■ WHAT YOU SHOULD DO
Every entry that follows should be repeated exactly; drop the images.

■ DATA PROVIDED
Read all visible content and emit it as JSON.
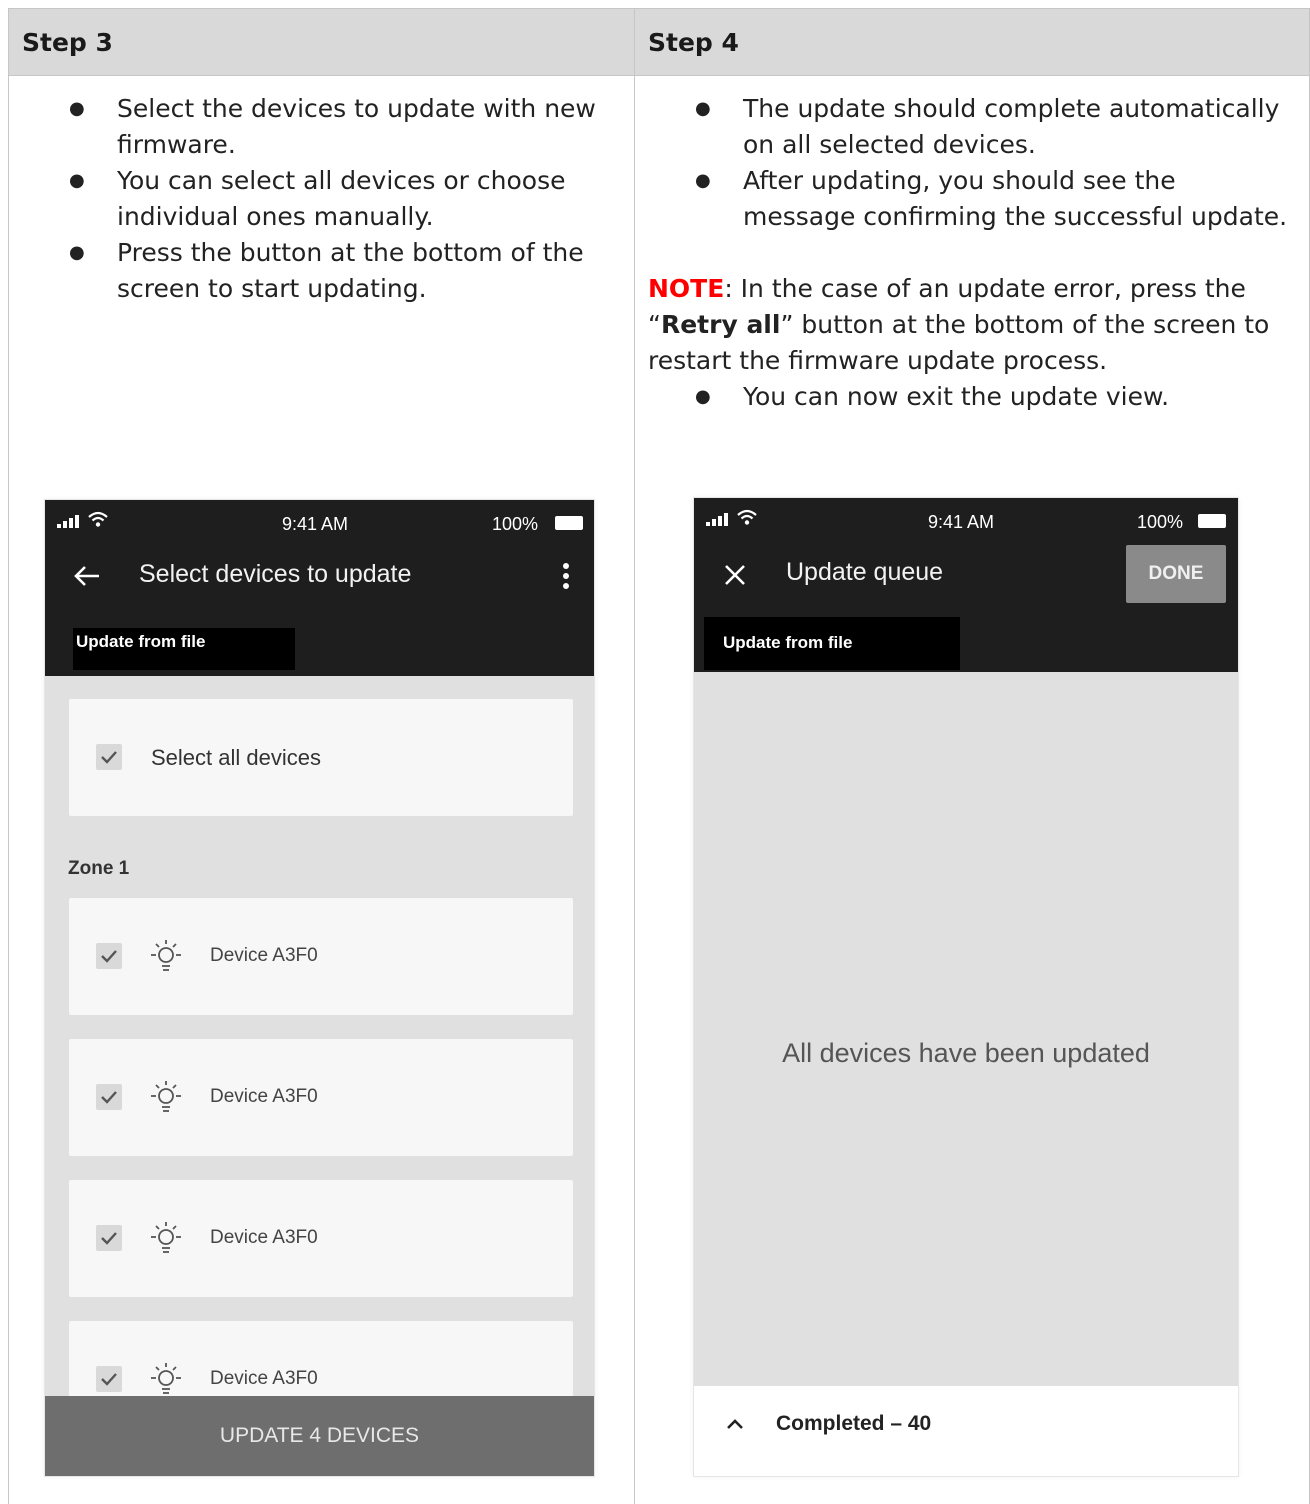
{
  "headers": {
    "step3": "Step 3",
    "step4": "Step 4"
  },
  "step3": {
    "bullets": [
      {
        "l1": "Select the devices to update with new",
        "l2": "firmware."
      },
      {
        "l1": "You can select all devices or choose",
        "l2": "individual ones manually."
      },
      {
        "l1": "Press the button at the bottom of the",
        "l2": "screen to start updating."
      }
    ]
  },
  "step4": {
    "bullets": [
      {
        "l1": "The update should complete automatically",
        "l2": "on all selected devices."
      },
      {
        "l1": "After updating, you should see the",
        "l2": "message confirming the successful update."
      }
    ],
    "note": {
      "label": "NOTE",
      "text1": ": In the case of an update error, press the",
      "quote_open": "“",
      "button": "Retry all",
      "text2": "” button at the bottom of the screen to",
      "text3": "restart the  firmware update process."
    },
    "last_bullet": "You can now exit the update view."
  },
  "phone1": {
    "time": "9:41 AM",
    "battery": "100%",
    "title": "Select devices to update",
    "tab": "Update from file",
    "select_all": "Select all devices",
    "zone": "Zone 1",
    "devices": [
      "Device  A3F0",
      "Device  A3F0",
      "Device  A3F0",
      "Device  A3F0"
    ],
    "button": "UPDATE 4 DEVICES",
    "icons": {
      "back": "arrow-left-icon",
      "menu": "more-vert-icon",
      "check": "check-icon",
      "bulb": "lightbulb-icon"
    }
  },
  "phone2": {
    "time": "9:41 AM",
    "battery": "100%",
    "title": "Update queue",
    "done": "DONE",
    "tab": "Update from file",
    "message": "All devices have been updated",
    "completed": "Completed – 40",
    "icons": {
      "close": "close-icon",
      "expand": "chevron-up-icon"
    }
  }
}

■ SOLVED PROBLEM
Read all visible content and emit it as JSON.
{
  "headers": {
    "step3": "Step 3",
    "step4": "Step 4"
  },
  "step3": {
    "bullets": [
      {
        "l1": "Select the devices to update with new",
        "l2": "firmware."
      },
      {
        "l1": "You can select all devices or choose",
        "l2": "individual ones manually."
      },
      {
        "l1": "Press the button at the bottom of the",
        "l2": "screen to start updating."
      }
    ]
  },
  "step4": {
    "bullets": [
      {
        "l1": "The update should complete automatically",
        "l2": "on all selected devices."
      },
      {
        "l1": "After updating, you should see the",
        "l2": "message confirming the successful update."
      }
    ],
    "note": {
      "label": "NOTE",
      "text1": ": In the case of an update error, press the",
      "quote_open": "“",
      "button": "Retry all",
      "text2": "” button at the bottom of the screen to",
      "text3": "restart the  firmware update process."
    },
    "last_bullet": "You can now exit the update view."
  },
  "phone1": {
    "time": "9:41 AM",
    "battery": "100%",
    "title": "Select devices to update",
    "tab": "Update from file",
    "select_all": "Select all devices",
    "zone": "Zone 1",
    "devices": [
      "Device  A3F0",
      "Device  A3F0",
      "Device  A3F0",
      "Device  A3F0"
    ],
    "button": "UPDATE 4 DEVICES",
    "icons": {
      "back": "arrow-left-icon",
      "menu": "more-vert-icon",
      "check": "check-icon",
      "bulb": "lightbulb-icon"
    }
  },
  "phone2": {
    "time": "9:41 AM",
    "battery": "100%",
    "title": "Update queue",
    "done": "DONE",
    "tab": "Update from file",
    "message": "All devices have been updated",
    "completed": "Completed – 40",
    "icons": {
      "close": "close-icon",
      "expand": "chevron-up-icon"
    }
  }
}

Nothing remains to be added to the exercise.